Based (very loosely) on the Amsterdam event of the same name, the Nimbin Cannabis Cup is a  nice mellow wrap-up to the heightened chaos of the previous few days. A rather broad  selection of the best local buds is tasted, toked and tested by a smattering of  card-carrying "expert" judges, eventually choosing a winner. If you don't make  it as a judge however it doesn't really matter. Just like in Amsterdam, there's so much  good pot everywhere that anyone that does make it to judge status is usually too stoned to  tell anyway.

The Mardi Grass has grown stronger and larger every year and the Nimbin HEMP Embassy has  continued to stay at the forefront of drug law reform activism worldwide. Several large  scale smoke-ins and demonstrations have been held outside police stations and courthouses,  political candidates have been run (and polled quite highly), a television ad campaign was  run requesting people to dial-in to a safe number and report any cases of police  harassment or corruption. All this plus maintaining a high-profile drug education outlet  in Nimbin's main drag.

One of the more interesting actions was the helicopter blockade in January 1997. Finally  sick of the annual hippy-bashing helicopter raids that the police had been mounting every  year, the HEMP crew and friends decided to do something about it. With a little ingenuity,  they found out where the chopper squad was staying and where they'd parked the chopper for  the night. Early the next morning, the cops awoke and opened their motel room door only to  be greeted by the rather unnerving sight of one or two hippies chained underneath their  wagons, a whole bunch of hippies waving and laughing at 'em from across the carpark and a  veritable swathe of camera-toting press all clicking and whirring and taking notes right  next to those goddamn hippies.

Needless to say the hippies had a very articulate and convincing press release ready about  the waste of public money inherent in sending a bunch of gung-ho cops on double-pay in a  very expensive helicopter to circle and swoop above the local communes and come back with  a pathetic payload of what could only be described as personal stash. Meanwhile on the  other side of Lismore another couple of Hempsters were slowing things down by chaining  themselves to the chopper. The press loved this story, and the cops? Well, the cops just  shook their heads, got in their little, blue wagon and went away. To this day, the  helicopter squad has not returned to Nimbin.

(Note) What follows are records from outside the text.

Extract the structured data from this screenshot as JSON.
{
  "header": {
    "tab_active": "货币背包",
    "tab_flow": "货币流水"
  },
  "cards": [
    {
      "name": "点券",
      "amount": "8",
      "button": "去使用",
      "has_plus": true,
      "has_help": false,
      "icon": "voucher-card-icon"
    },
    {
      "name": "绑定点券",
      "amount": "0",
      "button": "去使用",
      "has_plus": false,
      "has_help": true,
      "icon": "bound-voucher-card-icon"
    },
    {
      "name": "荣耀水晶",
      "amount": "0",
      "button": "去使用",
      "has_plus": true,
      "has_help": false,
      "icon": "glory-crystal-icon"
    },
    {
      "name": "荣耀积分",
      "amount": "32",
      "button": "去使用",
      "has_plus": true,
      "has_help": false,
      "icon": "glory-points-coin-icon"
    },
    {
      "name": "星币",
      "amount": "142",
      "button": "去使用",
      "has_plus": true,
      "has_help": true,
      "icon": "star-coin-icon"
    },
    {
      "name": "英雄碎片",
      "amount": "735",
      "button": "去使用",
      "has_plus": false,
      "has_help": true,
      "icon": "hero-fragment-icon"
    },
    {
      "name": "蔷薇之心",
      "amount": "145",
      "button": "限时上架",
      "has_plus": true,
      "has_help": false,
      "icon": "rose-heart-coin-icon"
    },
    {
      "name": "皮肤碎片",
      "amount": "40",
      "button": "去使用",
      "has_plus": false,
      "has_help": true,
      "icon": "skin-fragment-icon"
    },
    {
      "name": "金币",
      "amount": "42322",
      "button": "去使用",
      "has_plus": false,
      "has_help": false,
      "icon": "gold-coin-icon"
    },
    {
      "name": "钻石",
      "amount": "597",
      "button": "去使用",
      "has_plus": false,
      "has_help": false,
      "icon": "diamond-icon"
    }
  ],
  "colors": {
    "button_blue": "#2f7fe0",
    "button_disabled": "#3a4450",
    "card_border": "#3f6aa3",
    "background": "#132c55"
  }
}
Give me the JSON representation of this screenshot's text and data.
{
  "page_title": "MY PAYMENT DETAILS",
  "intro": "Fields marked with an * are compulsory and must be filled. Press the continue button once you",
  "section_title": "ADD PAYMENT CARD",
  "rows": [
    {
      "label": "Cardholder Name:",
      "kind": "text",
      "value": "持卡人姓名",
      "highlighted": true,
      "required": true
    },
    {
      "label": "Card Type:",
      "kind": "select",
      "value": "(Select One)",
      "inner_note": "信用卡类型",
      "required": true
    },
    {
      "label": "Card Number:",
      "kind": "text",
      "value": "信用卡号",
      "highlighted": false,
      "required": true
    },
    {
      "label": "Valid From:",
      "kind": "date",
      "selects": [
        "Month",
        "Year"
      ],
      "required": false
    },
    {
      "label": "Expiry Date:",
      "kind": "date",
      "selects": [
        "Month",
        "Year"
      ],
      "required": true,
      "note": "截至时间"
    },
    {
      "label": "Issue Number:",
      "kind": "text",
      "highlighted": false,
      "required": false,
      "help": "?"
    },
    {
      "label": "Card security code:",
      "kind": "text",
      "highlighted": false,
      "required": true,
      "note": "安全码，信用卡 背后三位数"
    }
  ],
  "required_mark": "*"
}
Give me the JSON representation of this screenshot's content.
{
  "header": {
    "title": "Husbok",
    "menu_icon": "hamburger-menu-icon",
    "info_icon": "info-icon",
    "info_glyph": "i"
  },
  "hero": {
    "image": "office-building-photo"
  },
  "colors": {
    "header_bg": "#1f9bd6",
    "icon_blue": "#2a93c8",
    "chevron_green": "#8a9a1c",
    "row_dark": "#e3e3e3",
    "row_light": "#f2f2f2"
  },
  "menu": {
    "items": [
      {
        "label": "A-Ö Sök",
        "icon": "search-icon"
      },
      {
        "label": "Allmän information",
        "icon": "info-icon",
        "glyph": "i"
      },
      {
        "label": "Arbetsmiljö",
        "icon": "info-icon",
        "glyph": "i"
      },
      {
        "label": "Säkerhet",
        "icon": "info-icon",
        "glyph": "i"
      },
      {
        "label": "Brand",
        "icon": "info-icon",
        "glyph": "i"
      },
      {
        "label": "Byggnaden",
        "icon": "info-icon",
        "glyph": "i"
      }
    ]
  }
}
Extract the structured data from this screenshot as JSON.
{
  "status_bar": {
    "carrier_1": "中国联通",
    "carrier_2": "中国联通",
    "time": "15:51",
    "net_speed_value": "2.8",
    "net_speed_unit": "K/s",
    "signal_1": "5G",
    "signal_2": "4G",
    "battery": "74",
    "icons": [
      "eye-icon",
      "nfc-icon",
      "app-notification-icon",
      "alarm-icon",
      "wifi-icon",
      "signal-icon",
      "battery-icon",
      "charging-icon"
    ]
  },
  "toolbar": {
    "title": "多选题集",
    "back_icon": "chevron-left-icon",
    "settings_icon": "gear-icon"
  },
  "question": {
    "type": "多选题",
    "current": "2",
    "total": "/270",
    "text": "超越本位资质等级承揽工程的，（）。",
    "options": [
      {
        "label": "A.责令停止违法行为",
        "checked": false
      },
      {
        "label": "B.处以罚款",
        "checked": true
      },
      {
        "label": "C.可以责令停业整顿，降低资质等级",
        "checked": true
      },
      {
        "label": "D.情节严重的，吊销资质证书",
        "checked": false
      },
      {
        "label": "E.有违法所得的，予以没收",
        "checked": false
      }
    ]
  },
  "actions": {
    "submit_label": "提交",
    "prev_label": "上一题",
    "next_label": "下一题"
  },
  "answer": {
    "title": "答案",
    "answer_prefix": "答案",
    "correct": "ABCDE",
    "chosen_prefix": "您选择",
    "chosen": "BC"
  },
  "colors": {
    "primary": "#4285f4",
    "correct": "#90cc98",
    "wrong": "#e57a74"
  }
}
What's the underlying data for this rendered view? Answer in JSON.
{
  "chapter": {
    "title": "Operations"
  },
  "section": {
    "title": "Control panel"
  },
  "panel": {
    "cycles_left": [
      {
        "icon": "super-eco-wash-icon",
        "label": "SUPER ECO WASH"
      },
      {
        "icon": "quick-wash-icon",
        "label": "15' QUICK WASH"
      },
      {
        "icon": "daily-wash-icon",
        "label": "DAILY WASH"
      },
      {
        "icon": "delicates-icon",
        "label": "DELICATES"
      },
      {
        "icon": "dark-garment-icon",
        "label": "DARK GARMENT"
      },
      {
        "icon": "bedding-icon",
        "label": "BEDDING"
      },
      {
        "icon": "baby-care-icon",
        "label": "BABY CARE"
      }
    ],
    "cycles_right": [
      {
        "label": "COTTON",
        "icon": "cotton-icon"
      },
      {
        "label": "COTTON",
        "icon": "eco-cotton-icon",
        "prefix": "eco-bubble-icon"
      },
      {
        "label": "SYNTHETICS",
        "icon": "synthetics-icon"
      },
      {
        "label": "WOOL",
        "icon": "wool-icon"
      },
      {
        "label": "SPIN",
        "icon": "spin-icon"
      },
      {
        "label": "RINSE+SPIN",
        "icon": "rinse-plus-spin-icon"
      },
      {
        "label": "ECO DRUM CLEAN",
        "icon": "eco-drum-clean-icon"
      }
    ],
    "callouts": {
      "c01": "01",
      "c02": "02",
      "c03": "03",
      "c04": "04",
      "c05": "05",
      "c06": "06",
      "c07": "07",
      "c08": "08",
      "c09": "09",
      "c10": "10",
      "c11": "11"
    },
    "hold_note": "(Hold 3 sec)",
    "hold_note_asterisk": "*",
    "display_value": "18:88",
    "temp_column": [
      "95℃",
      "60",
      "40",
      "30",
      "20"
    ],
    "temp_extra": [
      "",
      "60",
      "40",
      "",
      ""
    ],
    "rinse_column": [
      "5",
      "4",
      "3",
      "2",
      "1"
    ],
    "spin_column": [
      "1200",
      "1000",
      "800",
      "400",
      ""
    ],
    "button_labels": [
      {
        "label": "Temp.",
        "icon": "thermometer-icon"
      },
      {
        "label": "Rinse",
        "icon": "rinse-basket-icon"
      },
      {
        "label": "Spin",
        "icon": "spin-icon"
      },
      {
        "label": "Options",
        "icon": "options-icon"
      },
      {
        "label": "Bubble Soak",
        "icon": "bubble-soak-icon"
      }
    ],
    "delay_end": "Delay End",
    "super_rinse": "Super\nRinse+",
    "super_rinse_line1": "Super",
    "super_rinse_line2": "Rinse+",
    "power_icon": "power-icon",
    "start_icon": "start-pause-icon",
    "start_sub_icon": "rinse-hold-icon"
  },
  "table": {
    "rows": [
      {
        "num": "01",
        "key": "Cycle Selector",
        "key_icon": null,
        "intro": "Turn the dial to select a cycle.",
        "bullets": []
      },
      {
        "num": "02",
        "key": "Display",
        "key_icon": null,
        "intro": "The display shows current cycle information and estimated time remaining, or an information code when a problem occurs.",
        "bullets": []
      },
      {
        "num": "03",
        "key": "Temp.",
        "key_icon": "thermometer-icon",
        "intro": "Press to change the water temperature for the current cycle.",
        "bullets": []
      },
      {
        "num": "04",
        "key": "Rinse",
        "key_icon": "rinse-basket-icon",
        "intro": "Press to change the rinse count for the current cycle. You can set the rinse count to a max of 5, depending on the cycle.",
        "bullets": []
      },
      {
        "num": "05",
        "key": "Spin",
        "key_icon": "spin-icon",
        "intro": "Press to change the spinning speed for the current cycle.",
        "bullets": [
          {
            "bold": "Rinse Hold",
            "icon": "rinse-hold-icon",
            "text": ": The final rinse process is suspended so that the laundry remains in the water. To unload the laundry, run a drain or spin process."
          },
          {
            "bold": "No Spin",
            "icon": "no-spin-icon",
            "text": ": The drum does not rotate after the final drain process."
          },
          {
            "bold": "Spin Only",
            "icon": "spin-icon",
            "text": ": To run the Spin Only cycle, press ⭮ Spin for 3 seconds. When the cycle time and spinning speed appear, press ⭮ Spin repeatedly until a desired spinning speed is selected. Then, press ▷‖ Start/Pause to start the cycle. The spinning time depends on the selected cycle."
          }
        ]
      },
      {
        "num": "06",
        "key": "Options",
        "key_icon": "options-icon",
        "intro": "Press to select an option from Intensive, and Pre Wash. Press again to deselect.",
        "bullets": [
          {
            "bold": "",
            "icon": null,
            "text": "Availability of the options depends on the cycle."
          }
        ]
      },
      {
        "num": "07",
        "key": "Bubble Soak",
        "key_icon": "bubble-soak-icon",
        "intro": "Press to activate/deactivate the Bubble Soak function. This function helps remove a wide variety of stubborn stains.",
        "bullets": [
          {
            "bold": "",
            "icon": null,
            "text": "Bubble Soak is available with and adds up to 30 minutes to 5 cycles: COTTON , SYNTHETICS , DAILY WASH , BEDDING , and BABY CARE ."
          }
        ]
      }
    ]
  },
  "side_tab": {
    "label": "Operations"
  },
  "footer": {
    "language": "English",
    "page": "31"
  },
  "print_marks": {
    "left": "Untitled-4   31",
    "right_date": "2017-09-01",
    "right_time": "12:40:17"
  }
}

All of these events lend colour and strength to the Mardi Grass. Last year's was a huge  success and this year promises even more. As time goes on and the crowd grows, it's  interesting to watch the demographic changing. These days, the old-school hippies are well  and truly out-numbered by the whole array of society's archetypes. Many of these are just  as counter or sub cultural as the hippies (punks, ferals etc). The vast number of them  however are just plain, ordinary suburban working people. Many of them are there with  their kids. Not all of them smoke pot, but they all know someone who does and they all  agree that it's time for the drug laws to change.

It's ironic but somehow typical that the drug law reform movement should find it's most  vocal and public face in a place like Nimbin. The Mardi Grass gives voice to frustrations  and problems that are vexing the whole of mainstream society, but most people aren't quite  brave enough to express this to their neighbours. In the anonymity of a  "freak-fest" like Mardi Grass, many people are quite prepared to stand up and be  counted. This is vitally important as a first step, but it's only when there's a Mardi  Grass happening in every town and when every pot smoker puts their hand up that the laws  will change. It's too easy for the mainstream to ignore protest when it just happens in  Nimbin.

So come this year to Mardi Grass, but remember that it's a drug law reform rally and not  just a pot party. We're there to make some points not just to get out of it, and remember  to take some of the magick, idealism and commitment home with you when you go, there's  enough to spare.

Neil Pike